Friday, January 11, 2013

Round Bolster Pillow

Sometime back, around the end of November or early December, my friend asked to make a bolster pillow for the bench she recovered and put in her front entry. During our discussion of what she wanted, I kept leaning toward a round pillow. I don’t know why I wanted to make a round pillow so badly. Perhaps, because I never made one and wanted to try. She was game for it so that’s what we decided on.

I brought my machine over and got to work on the same day that we made our Christmas cards. You can see the post, Good Friends and Christmas Cards, on my other blog, Crazywonderfullife, for that story. She had everything I needed, fabric and cording, whew! long list, to make the pillow, so after lunch I got started on that.

First, I took some measurements to determine the size of the pillow. She wanted it to be the whole length of the bench, and not too big around, so people could still sit comfortably to put shoes on.

Next, I cut strips of the fabric and covered enough cording to go around both ends of the pillow. I had to determine the circumference of the circles of fabric that would be sewn on the ends. There is a mathematical equation for that, but I just used my measuring tape and measured around the outside of each circle.

I also needed to know the circumference to determine what size rectangle I would need for the body of the pillow. The long side was the length of the bench and the short side was the circumference of the end circles.

The third step was sewing the covered cording to each of the short sides of the rectangle.

You will come to know that my photography skills are seriously lacking. I may or may not choose to change that in the future.

After that, I pinned the round end pieces to the short sides of the rectangle. She wanted the reverse side of the fabric to show on the ends so it was right side to wrong side. I found out that my rectangle was to big so I unpinned everything and remeasured and trimmed it down to the correct size.

This time, I folded the rectangle in half, long side to long side, and right sides together and sewed that together first, leaving an opening for turning and stuffing.

Now, I pinned the ends on again, keeping in mind that the wrong side of the fabric needed to face out when finished, and sewed the ends on. I trimmed what needed to be trimmed, turned it right side out and stuffed it with polyester stuffing.

I sewed the opening together by hand and voila! a round bolster pillow for ze bench.

Not bad for a first time with no pattern or instructions.

Next time, I’ll show you a quilt that I’m making for my cousin. For a sneak peek at the work in progress, go to Quilt In Progress. Until then,

Happy Sewing!


Thursday, December 13, 2012

Project #1- Bowser Shell Costume
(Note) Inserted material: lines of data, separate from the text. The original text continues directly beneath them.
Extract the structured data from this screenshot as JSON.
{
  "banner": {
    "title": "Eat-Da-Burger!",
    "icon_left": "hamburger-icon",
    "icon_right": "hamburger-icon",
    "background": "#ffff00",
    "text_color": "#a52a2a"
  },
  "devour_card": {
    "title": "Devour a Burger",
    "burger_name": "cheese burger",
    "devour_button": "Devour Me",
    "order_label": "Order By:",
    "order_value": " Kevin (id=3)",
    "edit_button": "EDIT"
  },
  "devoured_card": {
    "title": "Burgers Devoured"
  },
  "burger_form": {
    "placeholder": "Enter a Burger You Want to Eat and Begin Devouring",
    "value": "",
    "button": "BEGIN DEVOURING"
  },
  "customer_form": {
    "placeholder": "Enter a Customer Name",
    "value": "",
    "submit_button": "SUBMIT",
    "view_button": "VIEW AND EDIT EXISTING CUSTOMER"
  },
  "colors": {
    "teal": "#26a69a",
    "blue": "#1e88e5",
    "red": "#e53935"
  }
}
I know it’s a little late for Halloween costumes, but I have these pictures ready and I need to get started with this blog. 
I was “commissioned” to create the shell portion of a Bowser costume for my nephew’s friend.  We couldn’t find a pattern for it, just a picture and a not-very-good tutorial for someone else’s project.  I will describe how I made it, but I wouldn’t recommend trying to do it this way.
I had  to use my sister-in-law, who is about the same size as the boy who will be wearing the costume, for a model.  First, I measured her back length and shoulder width so I could get an approximate size.  I cut a rectangle piece of green felt to the width and about 1 1/3 times the length.  Then I cut 2 half circles to the length that I needed and pinned then stitched them to the sides of the rectangle.
Next, I cut yellow felt in an oval to the approximate size of the child’s back.  Remember, this is completely free hand with no pattern.  I measured around the oval to get a circumference for the white felt band.  I cut the white felt to length and stitched one side to the yellow.  Then, I pinned right sides of green and yellow together so the white was in between, and stitched them together leaving an opening in the bottom so I could turn it right side out and stuff it with fiber filling.  I hand stitched to other side of the white band to the green shell.
For the cones, I undid a child’s paper party hat and traced it onto the white felt.  I stitched the sides together, clipped the inside of the points, and turned them right side out.  I stuffed them with fiber fill before pinning them to outside of the shell.  I just used the raw edges of the felt instead of trying to turn it under.  Felt won’t ravel and has a nice edge so this works for this project.  Finally, I hand stitched the cones to the shell. 
Yellow Breastplate
I cut two yellow ovals of felt about the same size as the yellow oval for the shell, and 1 from batting.  I had extra polyester batting from a seat cover redo that I used.  I cut out a notch for the neck and one for each arm.  I placed the batting on top of the two pieces of felt and stitched all three layers together leaving an opening in the bottom to turn it so the batting was on the inside and then I hand-stitched the opening closed.  Next, I started at an approximate center point and stitched all the way across from side to side.  I stitched more lines from the center out at about 1 1/2 inch. intervals. 
My sister-in-law connected the two pieces together with yellow elastic and it was a huge success!  Also, the costume included a yellow sweatsuit and a paper mache hat.

Happy Sewing!